Medical Educators to discuss the challenges they are facing in 2021 and beyond
The Association for the Study of Medical Education (ASME) is putting the focus on Disrupted Medical Education during its Annual Scholarship Meeting (ASM). The event will be held virtually on 8 and 9 July 2021.
ASME Chair, Professor Sandra Nicholson, said: “This past year has been dominated by loss and disruption and like never before we have seen how medical challenges in one country can affect others. As a consequence, we believe that now is the time to discuss the centrality of medical education and how it needs to be shaped for future generations.”
The ASM will feature four main sessions over the two days. The meeting incorporates single presenters as well as panel discussions.
Professor Nisha Dogra, Emeritus Professor of Psychiatry Education at the Greenwood Institute of Child Health, University of Leicester will address diversity in medical education and the challenges associated with making sustainable changes. International events throughout 2020 and 2021 have increased the urgency to improve diversity education during medical training. Apart from highlighting these, Professor Dogra will share her perspective on how some socio-political contexts complicate the situation and how leadership can help navigate these challenges.
Professor Julia Blitz, Professor of Health Professions Education, Faculty of Medicine and Health Sciences, Stellenbosch University will add an international perspective. She will consider issues pertaining to selection for access and redress, as well as the implications that widened participation holds for undergraduate medical programmes, based on her work at Stellenbosch University in South Africa.
A panel of senior medical educators including Professor Colin Melville of the General Medical Council, Professor Jacky Hayden of the Academy of Medical Educators and ASME’s own Director of Publications Doctor Kim Walker, will discuss moving away from the current competency-based model of workplace assessments. The educators will ask whether a qualitative approach will be more beneficial when it comes to assessing when a trainee is fit to progress to the next level of training.

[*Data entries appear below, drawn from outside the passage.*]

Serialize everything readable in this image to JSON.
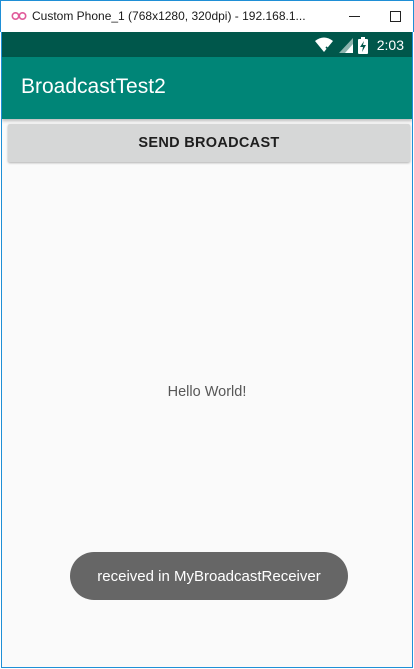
{
  "window": {
    "title": "Custom Phone_1 (768x1280, 320dpi) - 192.168.1...",
    "logo_icon": "infinity-logo-icon",
    "minimize_icon": "minimize-icon",
    "maximize_icon": "maximize-icon",
    "border_color": "#1f8fd6"
  },
  "status_bar": {
    "time": "2:03",
    "icons": [
      "wifi-icon",
      "signal-icon",
      "battery-charging-icon"
    ],
    "color": "#00574b"
  },
  "app_bar": {
    "title": "BroadcastTest2",
    "color": "#008577"
  },
  "main": {
    "send_button_label": "SEND BROADCAST",
    "hello_text": "Hello World!"
  },
  "toast": {
    "message": "received in MyBroadcastReceiver"
  }
}
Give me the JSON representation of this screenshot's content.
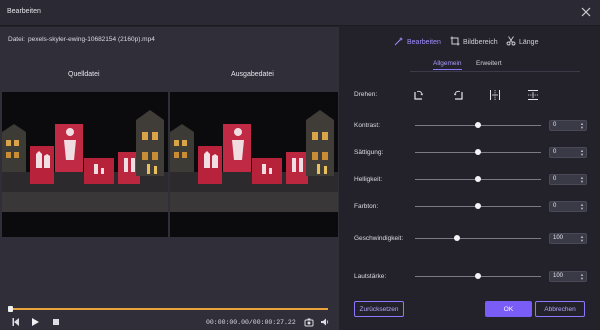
{
  "window": {
    "title": "Bearbeiten"
  },
  "file": {
    "label": "Datei:",
    "name": "pexels-skyler-ewing-10682154 (2160p).mp4"
  },
  "panes": {
    "source_label": "Quelldatei",
    "output_label": "Ausgabedatei"
  },
  "playback": {
    "timecode": "00:00:00.00/00:00:27.22",
    "progress_fraction": 1.0
  },
  "tabs": [
    {
      "label": "Bearbeiten",
      "icon": "magic-wand-icon",
      "active": true
    },
    {
      "label": "Bildbereich",
      "icon": "crop-icon",
      "active": false
    },
    {
      "label": "Länge",
      "icon": "scissors-icon",
      "active": false
    }
  ],
  "subtabs": [
    {
      "label": "Allgemein",
      "active": true
    },
    {
      "label": "Erweitert",
      "active": false
    }
  ],
  "rotate": {
    "label": "Drehen:",
    "buttons": [
      "rotate-right-icon",
      "rotate-left-icon",
      "flip-horizontal-icon",
      "flip-vertical-icon"
    ]
  },
  "adjustments": [
    {
      "label": "Kontrast:",
      "value": "0",
      "slider_fraction": 0.5
    },
    {
      "label": "Sättigung:",
      "value": "0",
      "slider_fraction": 0.5
    },
    {
      "label": "Helligkeit:",
      "value": "0",
      "slider_fraction": 0.5
    },
    {
      "label": "Farbton:",
      "value": "0",
      "slider_fraction": 0.5
    },
    {
      "label": "Geschwindigkeit:",
      "value": "100",
      "slider_fraction": 0.33
    },
    {
      "label": "Lautstärke:",
      "value": "100",
      "slider_fraction": 0.5
    }
  ],
  "buttons": {
    "reset": "Zurücksetzen",
    "ok": "OK",
    "cancel": "Abbrechen"
  },
  "colors": {
    "accent": "#7a5cf6",
    "progress": "#e8a33a",
    "background": "#23222b"
  }
}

A second panel discussion is focussed on the importance of communication for medical education.
With all levels of the medical profession exposed to more public scrutiny than normal throughout the pandemic, the organisers are hoping for lively discussions during the two-day event.
Registration is open to ASME members and non-members. Details can be found here.